Furthermore, this Court finds strength in the position cited in Continental Insurance, particularly under the policy language at issue here. Werner's policies protect him with regard to claims due to "personal injury ... during the policy period." From the injured person's perspective, the harm occurs when that individual is maliciously named as a defendant in a lawsuit. His damages may multiply as time passes but the injury materialized at the moment the suit was filed. Zurich Ins. Co., 232 Cal. Rptr. at 813.

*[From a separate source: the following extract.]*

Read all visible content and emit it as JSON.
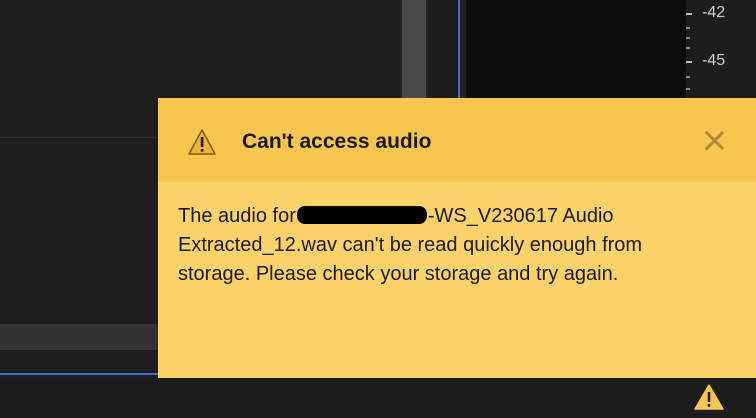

Werner's position has been rejected in instances when the policy language arguably offers stronger support for his contention than is present here. Phrases such as "legally obligated" and the "offense" of malicious prosecution provide a court much greater latitude to conclude that termination of the underlying action triggers insurance liability because the tort of malicious prosecution, and hence ultimate legal liability, requires that event. See Southern Md. Agric. Ass'n, Inc., 539 F. Supp. at 1301 (offense); Zurich Ins. Co., 232 Cal. Rptr. at 810 (same); S. Freedman & Sons, Inc., 396 A.2d at 199 (same); Paterson Tallow Co., 444 A.2d at 586 (legally obligated); *693 Muller Fuel Oil Co. v. Insurance Co. of N. Am., 232 A.2d 168, 173 (App.Div. 1967) (same).
In conclusion, the Court finds no basis either in the policy definitions, policy requirements or in the basis of the Cohen suit for reaching a contrary conclusion. The fact that the Cohen suit refers to the maintenance of the securities fraud action adds nothing to the malicious prosecution count. The language "exposure to conditions," contained in the definition of occurrence, does not support Werner's position. The Court concludes that the damage occurred when the underlying suit was filed. The Court is not persuaded that the policy's notice requirements are inconsistent with the interpretation advanced by Royal in this case. Moreover, it is certainly within the insurer's prerogative to require notice of every lawsuit that its insured files.
Accordingly, the Court will grant Royal's judgment on the pleadings.